*WHAT IS REQUIRED*
The reply should hold every record, copied exactly.

Start of GIVEN INFORMATION

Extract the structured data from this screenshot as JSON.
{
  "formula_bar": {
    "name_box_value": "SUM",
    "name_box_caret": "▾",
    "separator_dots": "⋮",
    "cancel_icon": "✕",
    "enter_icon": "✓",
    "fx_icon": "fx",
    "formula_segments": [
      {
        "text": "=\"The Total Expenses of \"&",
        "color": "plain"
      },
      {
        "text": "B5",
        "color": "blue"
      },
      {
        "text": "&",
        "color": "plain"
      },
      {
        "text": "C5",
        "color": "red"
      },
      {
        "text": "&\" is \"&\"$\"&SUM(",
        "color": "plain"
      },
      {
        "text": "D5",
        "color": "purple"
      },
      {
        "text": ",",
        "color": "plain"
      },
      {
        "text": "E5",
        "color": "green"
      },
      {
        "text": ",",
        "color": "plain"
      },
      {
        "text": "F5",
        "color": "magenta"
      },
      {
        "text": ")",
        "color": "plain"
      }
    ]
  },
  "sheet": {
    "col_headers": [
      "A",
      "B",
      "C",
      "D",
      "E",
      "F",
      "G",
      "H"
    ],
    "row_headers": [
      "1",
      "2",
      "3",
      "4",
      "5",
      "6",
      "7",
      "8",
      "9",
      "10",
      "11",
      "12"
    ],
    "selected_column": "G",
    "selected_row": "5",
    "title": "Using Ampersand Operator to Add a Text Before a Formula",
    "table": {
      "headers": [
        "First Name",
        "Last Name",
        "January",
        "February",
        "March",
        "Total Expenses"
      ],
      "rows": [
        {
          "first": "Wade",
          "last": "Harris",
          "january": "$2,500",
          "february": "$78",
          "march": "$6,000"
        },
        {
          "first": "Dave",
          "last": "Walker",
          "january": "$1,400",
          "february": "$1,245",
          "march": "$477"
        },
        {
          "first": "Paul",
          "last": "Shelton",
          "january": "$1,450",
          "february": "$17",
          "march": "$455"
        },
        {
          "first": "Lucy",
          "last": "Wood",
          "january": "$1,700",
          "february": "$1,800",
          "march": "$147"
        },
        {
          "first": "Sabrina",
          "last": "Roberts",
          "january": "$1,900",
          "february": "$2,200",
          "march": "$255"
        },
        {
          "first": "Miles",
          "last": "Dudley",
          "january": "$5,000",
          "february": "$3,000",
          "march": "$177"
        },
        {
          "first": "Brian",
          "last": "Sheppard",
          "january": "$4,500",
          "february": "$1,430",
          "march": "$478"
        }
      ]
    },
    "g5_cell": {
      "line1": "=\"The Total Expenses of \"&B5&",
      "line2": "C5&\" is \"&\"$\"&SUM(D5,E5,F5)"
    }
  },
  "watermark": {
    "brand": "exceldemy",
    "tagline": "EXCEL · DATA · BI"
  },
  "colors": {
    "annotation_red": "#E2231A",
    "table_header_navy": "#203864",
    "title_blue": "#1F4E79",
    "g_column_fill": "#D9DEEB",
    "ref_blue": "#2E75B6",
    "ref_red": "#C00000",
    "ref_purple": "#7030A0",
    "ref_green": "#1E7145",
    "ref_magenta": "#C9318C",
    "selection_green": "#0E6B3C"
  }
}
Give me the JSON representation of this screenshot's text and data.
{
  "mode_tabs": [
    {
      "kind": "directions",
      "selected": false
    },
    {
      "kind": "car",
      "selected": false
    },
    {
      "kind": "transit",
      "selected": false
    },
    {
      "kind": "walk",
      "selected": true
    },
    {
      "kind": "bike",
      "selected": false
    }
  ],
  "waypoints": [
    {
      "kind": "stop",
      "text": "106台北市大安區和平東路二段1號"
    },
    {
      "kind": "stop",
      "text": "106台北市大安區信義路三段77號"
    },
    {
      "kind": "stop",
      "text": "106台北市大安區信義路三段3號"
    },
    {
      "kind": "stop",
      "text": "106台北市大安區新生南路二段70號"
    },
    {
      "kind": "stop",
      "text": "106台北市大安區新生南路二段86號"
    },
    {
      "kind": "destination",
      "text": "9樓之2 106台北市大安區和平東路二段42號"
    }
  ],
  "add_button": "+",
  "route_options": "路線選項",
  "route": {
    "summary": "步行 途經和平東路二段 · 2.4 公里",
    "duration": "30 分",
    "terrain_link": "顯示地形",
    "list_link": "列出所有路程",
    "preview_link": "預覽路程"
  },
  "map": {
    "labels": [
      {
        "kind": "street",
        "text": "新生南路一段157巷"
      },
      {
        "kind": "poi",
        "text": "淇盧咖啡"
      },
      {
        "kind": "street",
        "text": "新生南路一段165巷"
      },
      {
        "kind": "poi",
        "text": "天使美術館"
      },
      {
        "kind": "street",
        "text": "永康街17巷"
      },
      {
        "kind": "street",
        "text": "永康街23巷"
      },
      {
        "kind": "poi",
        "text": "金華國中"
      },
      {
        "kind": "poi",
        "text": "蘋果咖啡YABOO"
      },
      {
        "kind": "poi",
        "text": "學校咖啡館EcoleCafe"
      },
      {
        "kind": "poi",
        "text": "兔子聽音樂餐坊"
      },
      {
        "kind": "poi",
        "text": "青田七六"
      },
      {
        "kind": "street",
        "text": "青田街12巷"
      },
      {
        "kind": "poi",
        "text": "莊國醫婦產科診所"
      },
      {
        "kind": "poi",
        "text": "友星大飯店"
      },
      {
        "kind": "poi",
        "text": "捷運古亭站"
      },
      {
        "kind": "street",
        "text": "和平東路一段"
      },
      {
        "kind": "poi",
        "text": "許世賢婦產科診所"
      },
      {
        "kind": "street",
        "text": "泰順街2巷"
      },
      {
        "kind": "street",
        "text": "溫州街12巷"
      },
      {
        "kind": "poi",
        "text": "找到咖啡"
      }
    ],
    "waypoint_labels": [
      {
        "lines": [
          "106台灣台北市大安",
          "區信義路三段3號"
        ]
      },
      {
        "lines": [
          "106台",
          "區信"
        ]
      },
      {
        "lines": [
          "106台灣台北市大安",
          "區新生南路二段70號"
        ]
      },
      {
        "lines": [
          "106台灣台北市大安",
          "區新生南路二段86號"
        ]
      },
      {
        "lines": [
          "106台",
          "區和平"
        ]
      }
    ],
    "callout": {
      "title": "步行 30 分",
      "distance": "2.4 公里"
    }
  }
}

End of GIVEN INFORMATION

*RESULT FOR THIS TASK*
Extract the structured data from this screenshot as JSON.
{
  "formula_bar": {
    "name_box_value": "SUM",
    "name_box_caret": "▾",
    "separator_dots": "⋮",
    "cancel_icon": "✕",
    "enter_icon": "✓",
    "fx_icon": "fx",
    "formula_segments": [
      {
        "text": "=\"The Total Expenses of \"&",
        "color": "plain"
      },
      {
        "text": "B5",
        "color": "blue"
      },
      {
        "text": "&",
        "color": "plain"
      },
      {
        "text": "C5",
        "color": "red"
      },
      {
        "text": "&\" is \"&\"$\"&SUM(",
        "color": "plain"
      },
      {
        "text": "D5",
        "color": "purple"
      },
      {
        "text": ",",
        "color": "plain"
      },
      {
        "text": "E5",
        "color": "green"
      },
      {
        "text": ",",
        "color": "plain"
      },
      {
        "text": "F5",
        "color": "magenta"
      },
      {
        "text": ")",
        "color": "plain"
      }
    ]
  },
  "sheet": {
    "col_headers": [
      "A",
      "B",
      "C",
      "D",
      "E",
      "F",
      "G",
      "H"
    ],
    "row_headers": [
      "1",
      "2",
      "3",
      "4",
      "5",
      "6",
      "7",
      "8",
      "9",
      "10",
      "11",
      "12"
    ],
    "selected_column": "G",
    "selected_row": "5",
    "title": "Using Ampersand Operator to Add a Text Before a Formula",
    "table": {
      "headers": [
        "First Name",
        "Last Name",
        "January",
        "February",
        "March",
        "Total Expenses"
      ],
      "rows": [
        {
          "first": "Wade",
          "last": "Harris",
          "january": "$2,500",
          "february": "$78",
          "march": "$6,000"
        },
        {
          "first": "Dave",
          "last": "Walker",
          "january": "$1,400",
          "february": "$1,245",
          "march": "$477"
        },
        {
          "first": "Paul",
          "last": "Shelton",
          "january": "$1,450",
          "february": "$17",
          "march": "$455"
        },
        {
          "first": "Lucy",
          "last": "Wood",
          "january": "$1,700",
          "february": "$1,800",
          "march": "$147"
        },
        {
          "first": "Sabrina",
          "last": "Roberts",
          "january": "$1,900",
          "february": "$2,200",
          "march": "$255"
        },
        {
          "first": "Miles",
          "last": "Dudley",
          "january": "$5,000",
          "february": "$3,000",
          "march": "$177"
        },
        {
          "first": "Brian",
          "last": "Sheppard",
          "january": "$4,500",
          "february": "$1,430",
          "march": "$478"
        }
      ]
    },
    "g5_cell": {
      "line1": "=\"The Total Expenses of \"&B5&",
      "line2": "C5&\" is \"&\"$\"&SUM(D5,E5,F5)"
    }
  },
  "watermark": {
    "brand": "exceldemy",
    "tagline": "EXCEL · DATA · BI"
  },
  "colors": {
    "annotation_red": "#E2231A",
    "table_header_navy": "#203864",
    "title_blue": "#1F4E79",
    "g_column_fill": "#D9DEEB",
    "ref_blue": "#2E75B6",
    "ref_red": "#C00000",
    "ref_purple": "#7030A0",
    "ref_green": "#1E7145",
    "ref_magenta": "#C9318C",
    "selection_green": "#0E6B3C"
  }
}
Give me the JSON representation of this screenshot's text and data.
{
  "mode_tabs": [
    {
      "kind": "directions",
      "selected": false
    },
    {
      "kind": "car",
      "selected": false
    },
    {
      "kind": "transit",
      "selected": false
    },
    {
      "kind": "walk",
      "selected": true
    },
    {
      "kind": "bike",
      "selected": false
    }
  ],
  "waypoints": [
    {
      "kind": "stop",
      "text": "106台北市大安區和平東路二段1號"
    },
    {
      "kind": "stop",
      "text": "106台北市大安區信義路三段77號"
    },
    {
      "kind": "stop",
      "text": "106台北市大安區信義路三段3號"
    },
    {
      "kind": "stop",
      "text": "106台北市大安區新生南路二段70號"
    },
    {
      "kind": "stop",
      "text": "106台北市大安區新生南路二段86號"
    },
    {
      "kind": "destination",
      "text": "9樓之2 106台北市大安區和平東路二段42號"
    }
  ],
  "add_button": "+",
  "route_options": "路線選項",
  "route": {
    "summary": "步行 途經和平東路二段 · 2.4 公里",
    "duration": "30 分",
    "terrain_link": "顯示地形",
    "list_link": "列出所有路程",
    "preview_link": "預覽路程"
  },
  "map": {
    "labels": [
      {
        "kind": "street",
        "text": "新生南路一段157巷"
      },
      {
        "kind": "poi",
        "text": "淇盧咖啡"
      },
      {
        "kind": "street",
        "text": "新生南路一段165巷"
      },
      {
        "kind": "poi",
        "text": "天使美術館"
      },
      {
        "kind": "street",
        "text": "永康街17巷"
      },
      {
        "kind": "street",
        "text": "永康街23巷"
      },
      {
        "kind": "poi",
        "text": "金華國中"
      },
      {
        "kind": "poi",
        "text": "蘋果咖啡YABOO"
      },
      {
        "kind": "poi",
        "text": "學校咖啡館EcoleCafe"
      },
      {
        "kind": "poi",
        "text": "兔子聽音樂餐坊"
      },
      {
        "kind": "poi",
        "text": "青田七六"
      },
      {
        "kind": "street",
        "text": "青田街12巷"
      },
      {
        "kind": "poi",
        "text": "莊國醫婦產科診所"
      },
      {
        "kind": "poi",
        "text": "友星大飯店"
      },
      {
        "kind": "poi",
        "text": "捷運古亭站"
      },
      {
        "kind": "street",
        "text": "和平東路一段"
      },
      {
        "kind": "poi",
        "text": "許世賢婦產科診所"
      },
      {
        "kind": "street",
        "text": "泰順街2巷"
      },
      {
        "kind": "street",
        "text": "溫州街12巷"
      },
      {
        "kind": "poi",
        "text": "找到咖啡"
      }
    ],
    "waypoint_labels": [
      {
        "lines": [
          "106台灣台北市大安",
          "區信義路三段3號"
        ]
      },
      {
        "lines": [
          "106台",
          "區信"
        ]
      },
      {
        "lines": [
          "106台灣台北市大安",
          "區新生南路二段70號"
        ]
      },
      {
        "lines": [
          "106台灣台北市大安",
          "區新生南路二段86號"
        ]
      },
      {
        "lines": [
          "106台",
          "區和平"
        ]
      }
    ],
    "callout": {
      "title": "步行 30 分",
      "distance": "2.4 公里"
    }
  }
}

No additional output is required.